▶ What you should do
The answer must consist of each line below that holds the word "uick", copied as it stands.

▶ The records
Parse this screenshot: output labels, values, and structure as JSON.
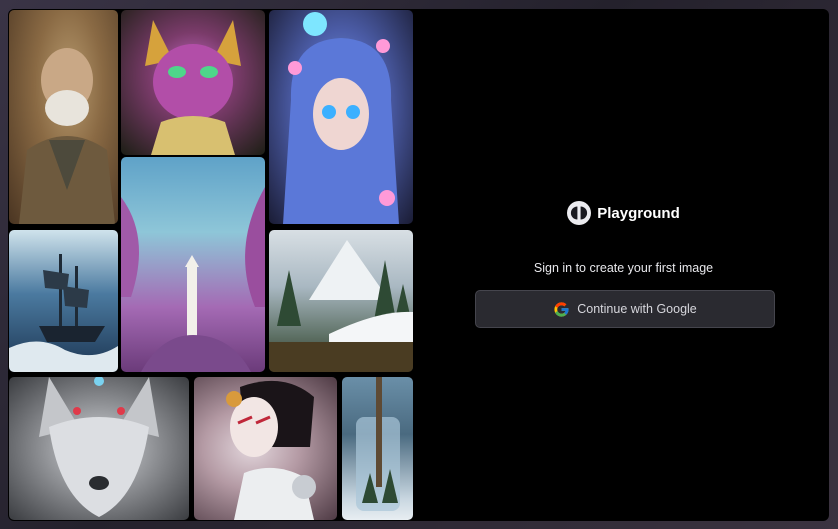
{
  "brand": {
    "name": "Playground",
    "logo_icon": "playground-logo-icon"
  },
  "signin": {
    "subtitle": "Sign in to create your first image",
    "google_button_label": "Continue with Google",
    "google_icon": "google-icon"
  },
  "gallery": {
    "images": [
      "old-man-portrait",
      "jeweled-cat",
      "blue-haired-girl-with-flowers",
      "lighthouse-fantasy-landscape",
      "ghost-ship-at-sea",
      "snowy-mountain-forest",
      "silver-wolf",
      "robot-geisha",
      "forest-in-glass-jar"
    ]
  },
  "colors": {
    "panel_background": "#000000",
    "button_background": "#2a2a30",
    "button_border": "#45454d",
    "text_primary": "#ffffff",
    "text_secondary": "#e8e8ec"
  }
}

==

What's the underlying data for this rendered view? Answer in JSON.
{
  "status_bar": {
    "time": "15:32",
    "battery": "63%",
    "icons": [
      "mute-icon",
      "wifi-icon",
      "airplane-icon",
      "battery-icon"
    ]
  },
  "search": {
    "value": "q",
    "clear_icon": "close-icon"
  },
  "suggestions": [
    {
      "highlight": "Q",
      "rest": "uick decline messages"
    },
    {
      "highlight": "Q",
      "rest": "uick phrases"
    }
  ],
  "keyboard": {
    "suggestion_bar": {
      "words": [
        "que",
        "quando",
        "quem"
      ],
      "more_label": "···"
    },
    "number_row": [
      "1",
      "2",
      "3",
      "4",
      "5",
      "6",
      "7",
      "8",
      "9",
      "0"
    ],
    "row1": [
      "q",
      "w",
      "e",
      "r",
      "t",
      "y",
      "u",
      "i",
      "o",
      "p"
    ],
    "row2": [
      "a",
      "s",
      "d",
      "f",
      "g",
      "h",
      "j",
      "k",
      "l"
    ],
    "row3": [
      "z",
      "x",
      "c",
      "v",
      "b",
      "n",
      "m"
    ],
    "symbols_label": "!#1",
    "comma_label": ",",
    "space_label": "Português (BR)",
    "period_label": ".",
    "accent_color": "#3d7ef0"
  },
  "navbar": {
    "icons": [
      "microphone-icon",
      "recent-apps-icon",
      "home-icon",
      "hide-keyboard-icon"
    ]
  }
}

▶ Written solution
      "rest": "uick decline messages"
      "rest": "uick phrases"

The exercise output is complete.